Try it:
Among the records, how many lines contain "meta"? Only the number is needed.
***** Excerpted data *****
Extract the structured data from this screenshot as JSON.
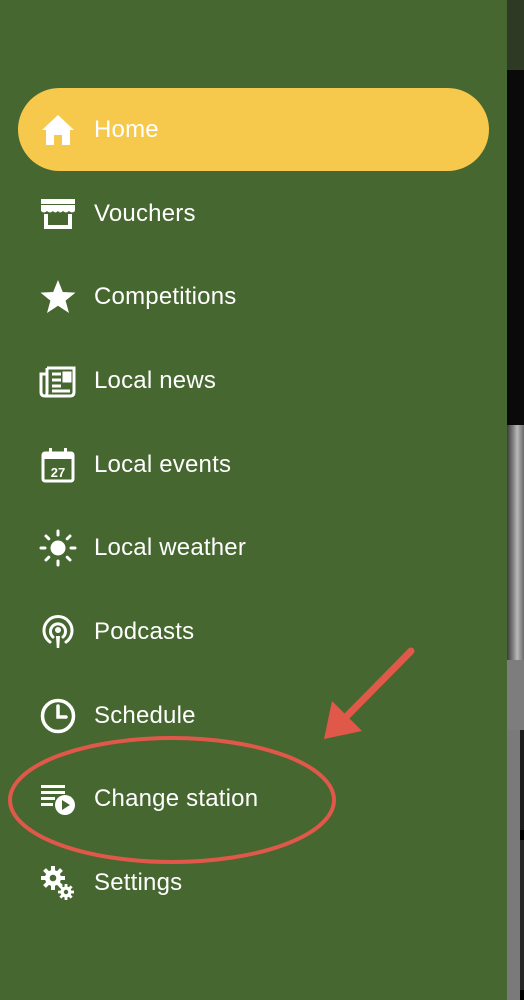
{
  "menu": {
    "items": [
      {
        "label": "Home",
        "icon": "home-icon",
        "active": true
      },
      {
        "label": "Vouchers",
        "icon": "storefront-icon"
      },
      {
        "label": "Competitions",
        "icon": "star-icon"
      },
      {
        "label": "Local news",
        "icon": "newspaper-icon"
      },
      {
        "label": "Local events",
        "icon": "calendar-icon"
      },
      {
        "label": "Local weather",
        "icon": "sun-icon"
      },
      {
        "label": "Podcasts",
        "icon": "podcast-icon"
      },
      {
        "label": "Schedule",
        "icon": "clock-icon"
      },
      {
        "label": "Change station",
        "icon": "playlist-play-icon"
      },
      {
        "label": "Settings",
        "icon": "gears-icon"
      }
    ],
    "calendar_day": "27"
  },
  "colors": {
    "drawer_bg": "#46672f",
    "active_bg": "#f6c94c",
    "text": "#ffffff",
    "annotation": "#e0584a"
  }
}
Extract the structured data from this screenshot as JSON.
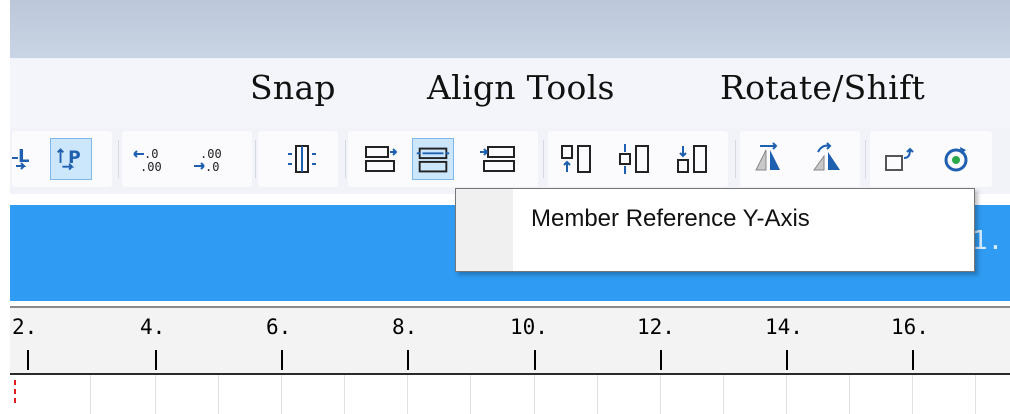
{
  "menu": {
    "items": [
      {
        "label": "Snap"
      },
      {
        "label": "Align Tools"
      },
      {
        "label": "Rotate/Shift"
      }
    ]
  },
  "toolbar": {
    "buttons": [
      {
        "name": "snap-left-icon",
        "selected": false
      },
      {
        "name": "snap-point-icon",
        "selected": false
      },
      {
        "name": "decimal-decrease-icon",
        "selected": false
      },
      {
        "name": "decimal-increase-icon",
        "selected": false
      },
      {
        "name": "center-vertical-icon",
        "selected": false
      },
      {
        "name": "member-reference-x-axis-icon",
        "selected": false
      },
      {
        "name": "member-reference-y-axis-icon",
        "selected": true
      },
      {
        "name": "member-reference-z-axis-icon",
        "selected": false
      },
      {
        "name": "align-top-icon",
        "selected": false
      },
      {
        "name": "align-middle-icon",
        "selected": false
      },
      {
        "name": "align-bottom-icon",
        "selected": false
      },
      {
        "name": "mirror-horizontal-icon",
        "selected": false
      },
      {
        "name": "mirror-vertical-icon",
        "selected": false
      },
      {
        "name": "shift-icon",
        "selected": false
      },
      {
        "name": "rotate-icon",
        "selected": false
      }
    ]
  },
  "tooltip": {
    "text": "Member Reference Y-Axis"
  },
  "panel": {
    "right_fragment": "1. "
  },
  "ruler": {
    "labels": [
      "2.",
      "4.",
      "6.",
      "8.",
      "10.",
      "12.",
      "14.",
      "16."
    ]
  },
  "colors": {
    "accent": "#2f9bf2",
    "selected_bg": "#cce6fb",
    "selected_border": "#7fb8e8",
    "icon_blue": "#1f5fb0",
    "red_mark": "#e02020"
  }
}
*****
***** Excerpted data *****
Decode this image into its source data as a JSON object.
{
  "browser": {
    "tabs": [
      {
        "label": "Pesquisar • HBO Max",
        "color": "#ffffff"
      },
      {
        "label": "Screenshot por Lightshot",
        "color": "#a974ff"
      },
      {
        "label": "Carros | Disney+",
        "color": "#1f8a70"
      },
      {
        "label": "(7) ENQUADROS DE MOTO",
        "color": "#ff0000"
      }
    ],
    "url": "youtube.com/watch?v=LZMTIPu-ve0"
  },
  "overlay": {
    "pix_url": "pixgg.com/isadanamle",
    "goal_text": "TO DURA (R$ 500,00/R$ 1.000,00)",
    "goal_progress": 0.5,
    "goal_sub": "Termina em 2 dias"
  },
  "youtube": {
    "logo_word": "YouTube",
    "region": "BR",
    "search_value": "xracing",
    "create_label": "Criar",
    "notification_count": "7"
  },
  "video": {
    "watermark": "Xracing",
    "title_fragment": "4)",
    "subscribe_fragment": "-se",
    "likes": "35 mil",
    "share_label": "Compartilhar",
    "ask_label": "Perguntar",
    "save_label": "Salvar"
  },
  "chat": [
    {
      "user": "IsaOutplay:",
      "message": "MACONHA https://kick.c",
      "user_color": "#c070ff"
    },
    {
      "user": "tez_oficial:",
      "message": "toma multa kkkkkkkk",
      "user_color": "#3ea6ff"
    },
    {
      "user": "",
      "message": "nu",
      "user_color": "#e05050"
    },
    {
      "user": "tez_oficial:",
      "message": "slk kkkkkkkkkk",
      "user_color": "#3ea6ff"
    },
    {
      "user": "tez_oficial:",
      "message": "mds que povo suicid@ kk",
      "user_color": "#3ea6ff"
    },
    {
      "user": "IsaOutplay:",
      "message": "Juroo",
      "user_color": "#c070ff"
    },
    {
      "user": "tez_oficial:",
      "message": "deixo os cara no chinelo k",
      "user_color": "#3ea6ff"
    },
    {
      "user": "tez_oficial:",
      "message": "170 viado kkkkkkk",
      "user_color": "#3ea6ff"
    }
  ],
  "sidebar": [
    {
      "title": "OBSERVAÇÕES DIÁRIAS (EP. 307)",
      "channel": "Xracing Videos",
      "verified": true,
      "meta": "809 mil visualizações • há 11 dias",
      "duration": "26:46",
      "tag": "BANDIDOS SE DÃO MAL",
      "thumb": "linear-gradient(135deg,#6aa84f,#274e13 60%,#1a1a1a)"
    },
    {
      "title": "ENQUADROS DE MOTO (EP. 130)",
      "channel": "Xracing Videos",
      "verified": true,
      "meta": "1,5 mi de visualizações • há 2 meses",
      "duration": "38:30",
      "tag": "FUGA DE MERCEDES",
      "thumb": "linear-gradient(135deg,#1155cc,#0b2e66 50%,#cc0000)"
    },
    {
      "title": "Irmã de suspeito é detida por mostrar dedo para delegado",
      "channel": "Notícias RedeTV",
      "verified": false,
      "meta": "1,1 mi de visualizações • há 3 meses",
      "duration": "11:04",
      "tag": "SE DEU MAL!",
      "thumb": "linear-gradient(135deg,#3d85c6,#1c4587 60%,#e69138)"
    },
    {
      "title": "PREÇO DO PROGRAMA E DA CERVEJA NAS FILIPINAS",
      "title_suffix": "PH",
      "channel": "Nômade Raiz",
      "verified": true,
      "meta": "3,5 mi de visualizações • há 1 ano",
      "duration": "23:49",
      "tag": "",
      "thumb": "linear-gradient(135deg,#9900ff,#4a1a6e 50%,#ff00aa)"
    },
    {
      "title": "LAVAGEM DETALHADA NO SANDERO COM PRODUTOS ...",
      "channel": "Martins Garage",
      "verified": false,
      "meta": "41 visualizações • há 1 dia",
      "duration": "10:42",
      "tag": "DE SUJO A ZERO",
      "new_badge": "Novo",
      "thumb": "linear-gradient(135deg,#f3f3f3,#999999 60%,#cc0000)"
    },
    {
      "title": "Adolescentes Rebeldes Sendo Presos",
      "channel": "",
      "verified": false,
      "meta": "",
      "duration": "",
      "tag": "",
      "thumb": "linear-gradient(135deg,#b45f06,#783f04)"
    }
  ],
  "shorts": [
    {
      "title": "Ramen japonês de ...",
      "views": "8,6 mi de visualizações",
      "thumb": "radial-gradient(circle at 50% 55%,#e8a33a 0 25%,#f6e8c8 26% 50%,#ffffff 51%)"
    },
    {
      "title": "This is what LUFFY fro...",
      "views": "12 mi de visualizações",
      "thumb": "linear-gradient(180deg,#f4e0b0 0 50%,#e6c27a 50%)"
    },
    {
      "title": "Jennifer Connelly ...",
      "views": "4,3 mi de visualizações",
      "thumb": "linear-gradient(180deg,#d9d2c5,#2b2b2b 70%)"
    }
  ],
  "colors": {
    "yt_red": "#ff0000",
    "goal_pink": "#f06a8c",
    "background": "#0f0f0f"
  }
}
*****
Response for this exercise:
6